In an effort to save the state’s largest school district and stave off a takeover from the Texas Education Agency, Houston Mayor Sylvester Turner is sponsoring a new nonprofit that, if successful, would assume control of campuses within Houston Independent School District; this move would effectively make him the head of a midsize school district.
The Coalition for Educational Excellence and Equity in Houston (CEEE) is the new nonprofit founded by former HISD board president and Turner’s current “education czar,” Juliet Stipeche. CEEE is putting together a plan to “collaborate” with HISD to assume control over the academics, finances, and general governance of 15 failing campuses. CEEE says it “would rely on state per-student funding and private contributions to the nonprofit.”
Turner claims that the city is not at all involved in the nonprofit, other than the group’s founder working in the administration and Turner appointing the entire board of the nonprofit. His first appointments were Corbin J. Robertson Jr., an energy executive; Trini Mendenhall, co-founder of Fiesta Mart and namesake of the Trini Mendenhall Community Center; and Stephanie D. Nellons-Paige, vice president of external affairs for Texas Central Railway. Turner plans to appoint six more board members. Stipeche is a nonvoting member.
“This is not a fight with HISD or anyone else. It is an offer of support for HISD to consider. The option is solely theirs to accept or reject,” Turner said in a statement. He said the model they selected for the plan is similar to the one used by former Los Angeles Mayor Antonio Villaraigosa.
It is worth noting that Villaraigosa came under fire for his forceful advocacy to bring the Los Angeles Unified School District under his office’s authority.
Turner placed an item on Wednesday’s council agenda that falls squarely in line with his effort to move on HISD.
He proposed a contract with Masterson Advisors not to exceed roughly $750,000. The contract, which is to advise the city’s finance department, lasts through June 30, 2019.
Masterson Advisors, which specializes in charter school districts and has Yes Prep as a client, consists of a number of former employees of Hilltop Securities, Inc., with which the city approved a contract in 2016. But last year, when Hilltop decided to drop nine charter schools clients to show support for traditional school districts, Drew Masterson left Hilltop to start Masterson Advisors.
The move by Turner occurring at the same time as the creation of his government-sponsored nonprofit signals that he does, in fact, want to create a charter district with the 15 campuses he’s offering to take over.
Turner’s slow creep towards HISD is not without opposition.
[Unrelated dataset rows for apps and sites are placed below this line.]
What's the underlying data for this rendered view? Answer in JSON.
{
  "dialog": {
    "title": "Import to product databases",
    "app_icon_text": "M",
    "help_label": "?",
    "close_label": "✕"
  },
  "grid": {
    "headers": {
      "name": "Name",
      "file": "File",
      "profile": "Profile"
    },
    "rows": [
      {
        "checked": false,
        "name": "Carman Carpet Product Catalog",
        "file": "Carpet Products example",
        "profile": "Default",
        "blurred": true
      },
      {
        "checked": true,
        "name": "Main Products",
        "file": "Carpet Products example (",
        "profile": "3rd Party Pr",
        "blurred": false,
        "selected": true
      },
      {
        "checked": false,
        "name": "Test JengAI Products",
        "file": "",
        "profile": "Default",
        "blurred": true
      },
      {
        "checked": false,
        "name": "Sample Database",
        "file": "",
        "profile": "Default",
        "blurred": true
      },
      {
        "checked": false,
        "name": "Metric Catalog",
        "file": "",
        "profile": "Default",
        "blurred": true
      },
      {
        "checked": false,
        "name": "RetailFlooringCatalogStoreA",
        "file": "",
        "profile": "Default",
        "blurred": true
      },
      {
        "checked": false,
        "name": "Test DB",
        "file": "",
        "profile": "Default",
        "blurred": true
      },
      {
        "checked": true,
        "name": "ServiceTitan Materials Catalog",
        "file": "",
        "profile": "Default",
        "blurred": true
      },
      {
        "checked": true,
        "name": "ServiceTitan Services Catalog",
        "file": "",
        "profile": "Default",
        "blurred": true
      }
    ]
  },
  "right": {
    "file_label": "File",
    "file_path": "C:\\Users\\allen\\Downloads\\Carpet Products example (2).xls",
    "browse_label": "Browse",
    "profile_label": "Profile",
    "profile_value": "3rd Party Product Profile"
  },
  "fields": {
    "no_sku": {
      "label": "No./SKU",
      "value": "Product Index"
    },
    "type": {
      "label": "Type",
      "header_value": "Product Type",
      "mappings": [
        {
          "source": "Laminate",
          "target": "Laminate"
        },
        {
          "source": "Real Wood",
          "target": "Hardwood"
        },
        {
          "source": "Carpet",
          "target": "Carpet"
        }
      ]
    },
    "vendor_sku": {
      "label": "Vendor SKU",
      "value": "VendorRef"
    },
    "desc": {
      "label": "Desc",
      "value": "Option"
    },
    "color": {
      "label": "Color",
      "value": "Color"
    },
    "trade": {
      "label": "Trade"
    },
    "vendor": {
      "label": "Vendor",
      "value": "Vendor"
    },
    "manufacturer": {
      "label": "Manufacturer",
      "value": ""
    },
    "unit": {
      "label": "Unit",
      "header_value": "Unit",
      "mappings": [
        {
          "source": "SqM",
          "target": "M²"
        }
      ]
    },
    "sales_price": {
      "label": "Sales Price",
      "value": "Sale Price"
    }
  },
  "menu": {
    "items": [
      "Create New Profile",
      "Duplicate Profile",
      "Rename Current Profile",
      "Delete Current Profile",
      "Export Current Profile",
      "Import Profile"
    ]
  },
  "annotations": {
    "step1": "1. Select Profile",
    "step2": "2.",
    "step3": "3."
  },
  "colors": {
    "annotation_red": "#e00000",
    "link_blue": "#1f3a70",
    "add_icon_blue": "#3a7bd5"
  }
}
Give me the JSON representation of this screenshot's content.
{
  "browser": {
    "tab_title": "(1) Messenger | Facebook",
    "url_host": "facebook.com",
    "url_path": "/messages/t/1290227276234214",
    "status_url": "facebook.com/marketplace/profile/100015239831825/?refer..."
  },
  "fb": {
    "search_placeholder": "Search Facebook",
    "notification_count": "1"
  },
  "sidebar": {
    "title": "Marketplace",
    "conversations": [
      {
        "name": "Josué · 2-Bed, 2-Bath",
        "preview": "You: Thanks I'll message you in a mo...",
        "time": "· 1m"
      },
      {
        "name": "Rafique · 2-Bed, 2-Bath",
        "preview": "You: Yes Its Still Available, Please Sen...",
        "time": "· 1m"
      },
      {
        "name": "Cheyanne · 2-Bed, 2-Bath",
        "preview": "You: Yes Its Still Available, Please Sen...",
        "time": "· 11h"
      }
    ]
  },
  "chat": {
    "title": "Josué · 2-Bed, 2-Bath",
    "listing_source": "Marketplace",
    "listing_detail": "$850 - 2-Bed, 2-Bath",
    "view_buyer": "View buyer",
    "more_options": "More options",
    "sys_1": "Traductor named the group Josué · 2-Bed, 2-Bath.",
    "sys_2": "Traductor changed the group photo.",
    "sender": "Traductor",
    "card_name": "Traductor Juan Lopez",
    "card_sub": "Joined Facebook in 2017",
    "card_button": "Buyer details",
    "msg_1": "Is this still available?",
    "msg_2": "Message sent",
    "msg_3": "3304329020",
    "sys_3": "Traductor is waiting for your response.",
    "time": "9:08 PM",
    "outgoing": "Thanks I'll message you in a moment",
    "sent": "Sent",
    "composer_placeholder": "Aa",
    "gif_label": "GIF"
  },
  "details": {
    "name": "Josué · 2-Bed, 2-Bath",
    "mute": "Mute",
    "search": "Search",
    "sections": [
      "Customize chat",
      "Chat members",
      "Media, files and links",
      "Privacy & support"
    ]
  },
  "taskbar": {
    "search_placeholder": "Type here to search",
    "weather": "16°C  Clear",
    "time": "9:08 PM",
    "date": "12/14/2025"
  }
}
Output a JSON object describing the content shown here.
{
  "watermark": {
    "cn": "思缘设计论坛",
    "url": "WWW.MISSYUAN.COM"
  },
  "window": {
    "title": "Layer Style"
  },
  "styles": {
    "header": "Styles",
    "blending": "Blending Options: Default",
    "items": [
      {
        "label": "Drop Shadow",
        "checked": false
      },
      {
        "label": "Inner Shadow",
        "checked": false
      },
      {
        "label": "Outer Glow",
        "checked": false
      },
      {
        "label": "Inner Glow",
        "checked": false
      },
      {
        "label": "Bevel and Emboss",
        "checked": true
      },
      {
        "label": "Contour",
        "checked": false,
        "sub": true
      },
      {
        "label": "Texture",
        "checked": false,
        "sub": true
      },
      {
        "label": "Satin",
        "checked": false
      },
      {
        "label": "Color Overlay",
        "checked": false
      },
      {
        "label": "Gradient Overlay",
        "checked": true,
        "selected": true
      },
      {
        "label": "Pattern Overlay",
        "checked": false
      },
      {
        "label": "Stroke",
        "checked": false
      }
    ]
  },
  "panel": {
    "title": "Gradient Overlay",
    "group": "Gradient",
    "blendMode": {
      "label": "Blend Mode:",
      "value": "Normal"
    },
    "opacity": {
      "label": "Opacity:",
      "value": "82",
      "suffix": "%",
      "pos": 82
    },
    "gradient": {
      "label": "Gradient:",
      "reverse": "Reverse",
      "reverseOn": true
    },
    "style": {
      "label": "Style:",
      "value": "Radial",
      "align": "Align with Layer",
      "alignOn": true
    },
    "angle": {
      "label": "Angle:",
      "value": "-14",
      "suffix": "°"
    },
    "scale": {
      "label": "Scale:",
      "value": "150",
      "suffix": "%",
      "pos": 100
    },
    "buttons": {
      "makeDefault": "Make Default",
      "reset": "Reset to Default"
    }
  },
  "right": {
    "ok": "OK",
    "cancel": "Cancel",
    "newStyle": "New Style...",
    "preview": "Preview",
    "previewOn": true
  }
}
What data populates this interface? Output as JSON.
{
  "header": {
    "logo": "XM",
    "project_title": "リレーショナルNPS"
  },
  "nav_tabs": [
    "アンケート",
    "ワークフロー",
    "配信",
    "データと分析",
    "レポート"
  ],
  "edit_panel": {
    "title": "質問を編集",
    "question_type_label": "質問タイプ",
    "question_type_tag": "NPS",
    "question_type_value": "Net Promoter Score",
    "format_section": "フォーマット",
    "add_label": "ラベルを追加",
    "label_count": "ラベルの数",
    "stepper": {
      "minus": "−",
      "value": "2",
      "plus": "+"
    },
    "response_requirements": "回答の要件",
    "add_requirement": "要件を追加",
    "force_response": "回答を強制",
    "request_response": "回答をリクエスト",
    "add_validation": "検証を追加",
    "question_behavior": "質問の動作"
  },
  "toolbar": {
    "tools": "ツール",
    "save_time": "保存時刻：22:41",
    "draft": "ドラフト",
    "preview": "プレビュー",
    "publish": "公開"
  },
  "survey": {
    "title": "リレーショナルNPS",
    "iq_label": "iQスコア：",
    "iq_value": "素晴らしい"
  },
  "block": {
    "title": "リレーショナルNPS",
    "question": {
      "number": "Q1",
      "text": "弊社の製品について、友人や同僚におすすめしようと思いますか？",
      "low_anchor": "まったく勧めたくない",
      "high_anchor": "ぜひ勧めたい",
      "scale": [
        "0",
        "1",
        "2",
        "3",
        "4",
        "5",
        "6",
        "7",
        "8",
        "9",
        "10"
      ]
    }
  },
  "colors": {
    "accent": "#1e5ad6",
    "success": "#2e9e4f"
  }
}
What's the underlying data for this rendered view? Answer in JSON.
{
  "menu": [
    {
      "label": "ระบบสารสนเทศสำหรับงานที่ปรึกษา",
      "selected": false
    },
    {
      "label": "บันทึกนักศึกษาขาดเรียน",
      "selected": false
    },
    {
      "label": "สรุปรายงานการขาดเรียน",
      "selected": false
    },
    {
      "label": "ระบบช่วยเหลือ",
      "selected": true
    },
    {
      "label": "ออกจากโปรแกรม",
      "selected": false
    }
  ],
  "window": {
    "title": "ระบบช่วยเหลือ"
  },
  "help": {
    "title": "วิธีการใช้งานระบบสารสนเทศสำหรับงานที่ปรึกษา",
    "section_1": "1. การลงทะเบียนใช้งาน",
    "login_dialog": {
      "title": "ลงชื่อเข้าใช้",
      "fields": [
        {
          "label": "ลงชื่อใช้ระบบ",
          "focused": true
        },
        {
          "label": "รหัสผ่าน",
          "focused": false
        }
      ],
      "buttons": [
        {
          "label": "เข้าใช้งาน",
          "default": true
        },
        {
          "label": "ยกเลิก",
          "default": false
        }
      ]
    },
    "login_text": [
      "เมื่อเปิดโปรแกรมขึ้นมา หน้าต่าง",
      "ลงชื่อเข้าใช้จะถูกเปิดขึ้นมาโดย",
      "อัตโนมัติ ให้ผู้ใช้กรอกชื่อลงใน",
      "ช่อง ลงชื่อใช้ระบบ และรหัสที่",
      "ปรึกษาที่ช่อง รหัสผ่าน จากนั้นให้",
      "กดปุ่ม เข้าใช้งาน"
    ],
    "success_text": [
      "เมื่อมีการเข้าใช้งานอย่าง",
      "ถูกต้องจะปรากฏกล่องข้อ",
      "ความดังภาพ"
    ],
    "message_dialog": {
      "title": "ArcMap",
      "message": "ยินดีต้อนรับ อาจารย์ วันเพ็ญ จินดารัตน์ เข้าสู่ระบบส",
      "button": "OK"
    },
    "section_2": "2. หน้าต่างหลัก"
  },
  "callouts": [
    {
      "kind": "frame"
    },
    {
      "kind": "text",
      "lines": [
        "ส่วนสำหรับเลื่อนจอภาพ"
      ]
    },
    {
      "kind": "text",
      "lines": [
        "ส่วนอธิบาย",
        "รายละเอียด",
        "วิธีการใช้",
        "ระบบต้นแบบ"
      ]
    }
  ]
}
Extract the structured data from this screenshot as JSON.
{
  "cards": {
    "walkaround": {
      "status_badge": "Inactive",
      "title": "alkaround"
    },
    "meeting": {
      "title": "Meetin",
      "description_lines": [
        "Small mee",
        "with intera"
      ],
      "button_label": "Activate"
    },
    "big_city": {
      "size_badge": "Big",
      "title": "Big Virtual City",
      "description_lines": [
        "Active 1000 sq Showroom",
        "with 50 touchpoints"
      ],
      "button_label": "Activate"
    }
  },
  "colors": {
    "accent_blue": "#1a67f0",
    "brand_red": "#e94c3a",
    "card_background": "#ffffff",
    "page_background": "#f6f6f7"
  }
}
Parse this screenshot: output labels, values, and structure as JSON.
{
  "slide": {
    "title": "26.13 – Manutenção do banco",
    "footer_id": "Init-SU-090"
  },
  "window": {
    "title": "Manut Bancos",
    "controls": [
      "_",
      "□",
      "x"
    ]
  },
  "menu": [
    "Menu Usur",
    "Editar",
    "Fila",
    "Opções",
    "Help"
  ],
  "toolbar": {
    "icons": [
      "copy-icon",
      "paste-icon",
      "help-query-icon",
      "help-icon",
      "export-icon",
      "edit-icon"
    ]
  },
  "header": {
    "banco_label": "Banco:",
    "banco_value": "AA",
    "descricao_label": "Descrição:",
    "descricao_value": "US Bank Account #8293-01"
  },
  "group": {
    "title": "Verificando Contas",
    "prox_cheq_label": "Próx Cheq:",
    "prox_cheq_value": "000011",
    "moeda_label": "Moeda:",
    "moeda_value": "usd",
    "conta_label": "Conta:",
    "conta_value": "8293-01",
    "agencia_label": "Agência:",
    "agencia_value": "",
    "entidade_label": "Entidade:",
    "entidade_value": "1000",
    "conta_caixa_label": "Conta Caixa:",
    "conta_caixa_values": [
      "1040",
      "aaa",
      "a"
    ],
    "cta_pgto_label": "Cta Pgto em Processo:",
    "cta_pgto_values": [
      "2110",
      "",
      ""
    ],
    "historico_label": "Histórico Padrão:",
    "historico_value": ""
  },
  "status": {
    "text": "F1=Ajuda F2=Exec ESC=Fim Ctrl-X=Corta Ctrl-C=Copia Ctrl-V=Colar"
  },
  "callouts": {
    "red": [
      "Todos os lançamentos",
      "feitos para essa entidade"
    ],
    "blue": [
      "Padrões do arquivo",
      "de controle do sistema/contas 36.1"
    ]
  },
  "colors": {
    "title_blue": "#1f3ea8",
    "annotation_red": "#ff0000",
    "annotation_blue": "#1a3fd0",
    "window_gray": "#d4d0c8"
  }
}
Indivisible Houston has come out against the effort, as has HISD Parent Advocates. Representatives of both groups showed up at council’s weekly public session to voice concerns. There has even been mention of groups coming together to sue the TEA.
While HISD’s interim superintendent is making advancements, the tension between board members has all but ended any effort to truly reform the district. Consolidating schools under the purview of the mayor and the city will grow mayoral powers and muddy the water between Houston’s two major systems of government. But with HISD in a stalemate, options grow increasingly limited by the day. Former Mayor Annise Parker has called for the state to step in, though activists and the board seem adamantly opposed to that option.
The state needs to step in and take over, appointing an all new board and superintendent. How many years of chaos does it take before someone acts for our kids? https://t.co/rsYe7j1spw
— Annise Parker (@AnniseParker) November 29, 2018
Because state law permits state takeover of districts with campuses that continuously come under “improvement required” status, HISD has to submit a plan to TEA by February 4, 2019.